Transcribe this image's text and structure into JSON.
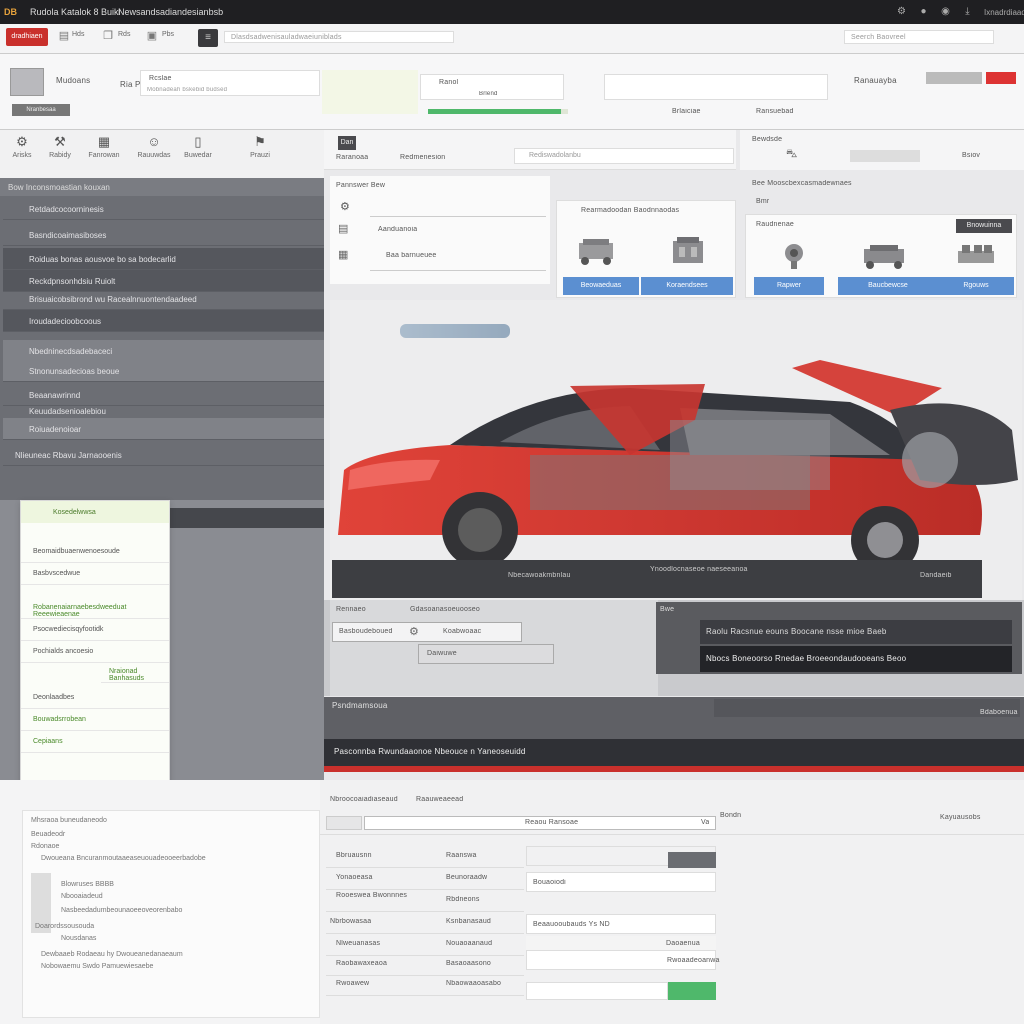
{
  "titlebar": {
    "brand": "DB",
    "title": "Rudola Katalok 8 Buiki",
    "doc": "Newsandsadiandesianbsb",
    "user": "Ixnadrdiaad"
  },
  "toolbar": {
    "red_button": "dradhiaen",
    "tools": [
      "Hds",
      "Rds",
      "Pbs",
      "Pkd"
    ],
    "url": "Dlasdsadwenisauladwaeiuniblads",
    "search": "Seerch Baovreel"
  },
  "header": {
    "brand_line1": "Mudoans",
    "brand_line2": "Ria Pilat",
    "gray_btn": "Nranbesaa",
    "field_label": "Rcslae",
    "field_sub": "Mobnadeah bskebid budsed",
    "model_label": "Ranol",
    "model_value": "Brlend",
    "status_text": "Brlaiciae",
    "right_label": "Ranauayba",
    "right_sub": "Ransuebad",
    "progress": 0.95
  },
  "iconrow": [
    {
      "icon": "gear-icon",
      "label": "Arisks"
    },
    {
      "icon": "wrench-icon",
      "label": "Rabidy"
    },
    {
      "icon": "engine-icon",
      "label": "Fanrowan"
    },
    {
      "icon": "person-icon",
      "label": "Rauuwdas"
    },
    {
      "icon": "door-icon",
      "label": "Buwedar"
    },
    {
      "icon": "seat-icon",
      "label": "Prauzi"
    }
  ],
  "sidebar": {
    "header": "Bow Inconsmoastian kouxan",
    "items": [
      "Retdadcocoorninesis",
      "Basndicoaimasiboses",
      "Roiduas bonas aousvoe bo sa bodecarlid",
      "Reckdpnsonhdsiu Ruiolt",
      "Brisuaicobsibrond wu Racealnnuontendaadeed",
      "Iroudadecioobcoous",
      "Nbedninecdsadebaceci",
      "Stnonunsadecioas beoue",
      "Beaanawrinnd",
      "Keuudadsenioalebiou",
      "Roiuadenoioar",
      "Nlieuneac  Rbavu Jarnaooenis"
    ]
  },
  "dropdown": {
    "title": "Kosedelwwsa",
    "items": [
      "Beomaidbuaenwenoesoude",
      "Basbvscedwue",
      "Robanenaiarnaebesdweeduat Reeewieaenae",
      "Psocwediecisqyfootidk",
      "Pochialds  ancoesio",
      "Nraionad  Banhasuds",
      "Deonlaadbes",
      "Bouwadsrrobean",
      "Cepiaans"
    ]
  },
  "botleft": {
    "lines": [
      "Mhsraoa buneudaneodo",
      "Beuadeodr",
      "Rdonaoe",
      "Dwoueana  Bncuranmoutaaeaseuouadeooeerbadobe",
      "Blowruses  BBBB",
      "Nbooaiadeud",
      "Nasbeedadumbeounaoeeoveorenbabo",
      "Doarordssousouda",
      "Nousdanas",
      "Dewbaaeb Rodaeau hy Dwoueanedanaeaum",
      "Nobowaemu Swdo Pamuewiesaebe"
    ]
  },
  "midtop": {
    "chip": "Dan",
    "tab1": "Raranoaa",
    "tab2": "Redmenesion",
    "dropdown": "Rediswadolanbu",
    "right_label": "Bewdsde",
    "right_chip": "Bsiov"
  },
  "parts_left": {
    "rows": [
      "Pannswer Bew",
      "Aanduanoia",
      "Baa barnueuee"
    ]
  },
  "parts_card1": {
    "title": "Rearmadoodan Baodnnaodas",
    "btn1": "Beowaeduas",
    "btn2": "Koraendsees"
  },
  "parts_card2": {
    "header": "Bee Mooscbexcasmadewnaes",
    "subheader": "Bmr",
    "label": "Raudnenae",
    "chip": "Bnowuinna",
    "btn1": "Rapwer",
    "btn2": "Baucbewcse",
    "btn3": "Rgouws"
  },
  "hero": {
    "caption": "",
    "bar_left": "Nbecawoakmbnlau",
    "bar_right": "Ynoodlocnaseoe naeseeanoa",
    "bar_far": "Dandaeib"
  },
  "midrow": {
    "label1": "Rennaeo",
    "label2": "Gdasoanasoeuooseo",
    "input1": "Basboudeboued",
    "input2": "Koabwoaac",
    "input2_label": "Daiwuwe",
    "dark_line1": "Raolu Racsnue eouns Boocane nsse mioe Baeb",
    "dark_line2": "Nbocs Boneoorso Rnedae Broeeondaudooeans Beoo",
    "right_tag": "Bwe"
  },
  "bands": {
    "band1_title": "Psndmamsoua",
    "band1_right": "Bdaboenua",
    "band2_title": "Pasconnba Rwundaaonoe Nbeouce  n  Yaneoseuidd"
  },
  "form": {
    "tab1": "Nbroocoaiadiaseaud",
    "tab2": "Raauweaeead",
    "search_value": "Reaou Ransoae",
    "search_suffix": "Va",
    "right_small": "Bondn",
    "right_label": "Kayuausobs",
    "rows": [
      {
        "a": "Bbruausnn",
        "b": "Raanswa",
        "c": "Bouaoiodi"
      },
      {
        "a": "Yonaoeasa",
        "b": "Beunoraadw",
        "c": ""
      },
      {
        "a": "Rooeswea  Bwonnnes",
        "b": "Rbdneons",
        "c": "Daoaenua"
      },
      {
        "a": "Nbrbowasaa",
        "b": "Ksnbanasaud",
        "c": ""
      },
      {
        "a": "Nlweuanasas",
        "b": "Nouaoaanaud",
        "c": "Beaauooubauds  Ys  ND"
      },
      {
        "a": "Raobawaxeaoa",
        "b": "Basaoaasono",
        "c": "Rwoaadeoanwa"
      },
      {
        "a": "Rwoawew",
        "b": "Nbaowaaoasabo",
        "c": ""
      }
    ]
  },
  "colors": {
    "accent_red": "#c9302c",
    "accent_green": "#4fb86b",
    "accent_blue": "#5b8fd1",
    "car_red": "#d6322a"
  }
}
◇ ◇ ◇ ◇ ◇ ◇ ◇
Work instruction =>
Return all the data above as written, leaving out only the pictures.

Solved exercise =>
Transcribe this image's text and structure into JSON.
{
  "titlebar": {
    "brand": "DB",
    "title": "Rudola Katalok 8 Buiki",
    "doc": "Newsandsadiandesianbsb",
    "user": "Ixnadrdiaad"
  },
  "toolbar": {
    "red_button": "dradhiaen",
    "tools": [
      "Hds",
      "Rds",
      "Pbs",
      "Pkd"
    ],
    "url": "Dlasdsadwenisauladwaeiuniblads",
    "search": "Seerch Baovreel"
  },
  "header": {
    "brand_line1": "Mudoans",
    "brand_line2": "Ria Pilat",
    "gray_btn": "Nranbesaa",
    "field_label": "Rcslae",
    "field_sub": "Mobnadeah bskebid budsed",
    "model_label": "Ranol",
    "model_value": "Brlend",
    "status_text": "Brlaiciae",
    "right_label": "Ranauayba",
    "right_sub": "Ransuebad",
    "progress": 0.95
  },
  "iconrow": [
    {
      "icon": "gear-icon",
      "label": "Arisks"
    },
    {
      "icon": "wrench-icon",
      "label": "Rabidy"
    },
    {
      "icon": "engine-icon",
      "label": "Fanrowan"
    },
    {
      "icon": "person-icon",
      "label": "Rauuwdas"
    },
    {
      "icon": "door-icon",
      "label": "Buwedar"
    },
    {
      "icon": "seat-icon",
      "label": "Prauzi"
    }
  ],
  "sidebar": {
    "header": "Bow Inconsmoastian kouxan",
    "items": [
      "Retdadcocoorninesis",
      "Basndicoaimasiboses",
      "Roiduas bonas aousvoe bo sa bodecarlid",
      "Reckdpnsonhdsiu Ruiolt",
      "Brisuaicobsibrond wu Racealnnuontendaadeed",
      "Iroudadecioobcoous",
      "Nbedninecdsadebaceci",
      "Stnonunsadecioas beoue",
      "Beaanawrinnd",
      "Keuudadsenioalebiou",
      "Roiuadenoioar",
      "Nlieuneac  Rbavu Jarnaooenis"
    ]
  },
  "dropdown": {
    "title": "Kosedelwwsa",
    "items": [
      "Beomaidbuaenwenoesoude",
      "Basbvscedwue",
      "Robanenaiarnaebesdweeduat Reeewieaenae",
      "Psocwediecisqyfootidk",
      "Pochialds  ancoesio",
      "Nraionad  Banhasuds",
      "Deonlaadbes",
      "Bouwadsrrobean",
      "Cepiaans"
    ]
  },
  "botleft": {
    "lines": [
      "Mhsraoa buneudaneodo",
      "Beuadeodr",
      "Rdonaoe",
      "Dwoueana  Bncuranmoutaaeaseuouadeooeerbadobe",
      "Blowruses  BBBB",
      "Nbooaiadeud",
      "Nasbeedadumbeounaoeeoveorenbabo",
      "Doarordssousouda",
      "Nousdanas",
      "Dewbaaeb Rodaeau hy Dwoueanedanaeaum",
      "Nobowaemu Swdo Pamuewiesaebe"
    ]
  },
  "midtop": {
    "chip": "Dan",
    "tab1": "Raranoaa",
    "tab2": "Redmenesion",
    "dropdown": "Rediswadolanbu",
    "right_label": "Bewdsde",
    "right_chip": "Bsiov"
  },
  "parts_left": {
    "rows": [
      "Pannswer Bew",
      "Aanduanoia",
      "Baa barnueuee"
    ]
  },
  "parts_card1": {
    "title": "Rearmadoodan Baodnnaodas",
    "btn1": "Beowaeduas",
    "btn2": "Koraendsees"
  },
  "parts_card2": {
    "header": "Bee Mooscbexcasmadewnaes",
    "subheader": "Bmr",
    "label": "Raudnenae",
    "chip": "Bnowuinna",
    "btn1": "Rapwer",
    "btn2": "Baucbewcse",
    "btn3": "Rgouws"
  },
  "hero": {
    "caption": "",
    "bar_left": "Nbecawoakmbnlau",
    "bar_right": "Ynoodlocnaseoe naeseeanoa",
    "bar_far": "Dandaeib"
  },
  "midrow": {
    "label1": "Rennaeo",
    "label2": "Gdasoanasoeuooseo",
    "input1": "Basboudeboued",
    "input2": "Koabwoaac",
    "input2_label": "Daiwuwe",
    "dark_line1": "Raolu Racsnue eouns Boocane nsse mioe Baeb",
    "dark_line2": "Nbocs Boneoorso Rnedae Broeeondaudooeans Beoo",
    "right_tag": "Bwe"
  },
  "bands": {
    "band1_title": "Psndmamsoua",
    "band1_right": "Bdaboenua",
    "band2_title": "Pasconnba Rwundaaonoe Nbeouce  n  Yaneoseuidd"
  },
  "form": {
    "tab1": "Nbroocoaiadiaseaud",
    "tab2": "Raauweaeead",
    "search_value": "Reaou Ransoae",
    "search_suffix": "Va",
    "right_small": "Bondn",
    "right_label": "Kayuausobs",
    "rows": [
      {
        "a": "Bbruausnn",
        "b": "Raanswa",
        "c": "Bouaoiodi"
      },
      {
        "a": "Yonaoeasa",
        "b": "Beunoraadw",
        "c": ""
      },
      {
        "a": "Rooeswea  Bwonnnes",
        "b": "Rbdneons",
        "c": "Daoaenua"
      },
      {
        "a": "Nbrbowasaa",
        "b": "Ksnbanasaud",
        "c": ""
      },
      {
        "a": "Nlweuanasas",
        "b": "Nouaoaanaud",
        "c": "Beaauooubauds  Ys  ND"
      },
      {
        "a": "Raobawaxeaoa",
        "b": "Basaoaasono",
        "c": "Rwoaadeoanwa"
      },
      {
        "a": "Rwoawew",
        "b": "Nbaowaaoasabo",
        "c": ""
      }
    ]
  },
  "colors": {
    "accent_red": "#c9302c",
    "accent_green": "#4fb86b",
    "accent_blue": "#5b8fd1",
    "car_red": "#d6322a"
  }
}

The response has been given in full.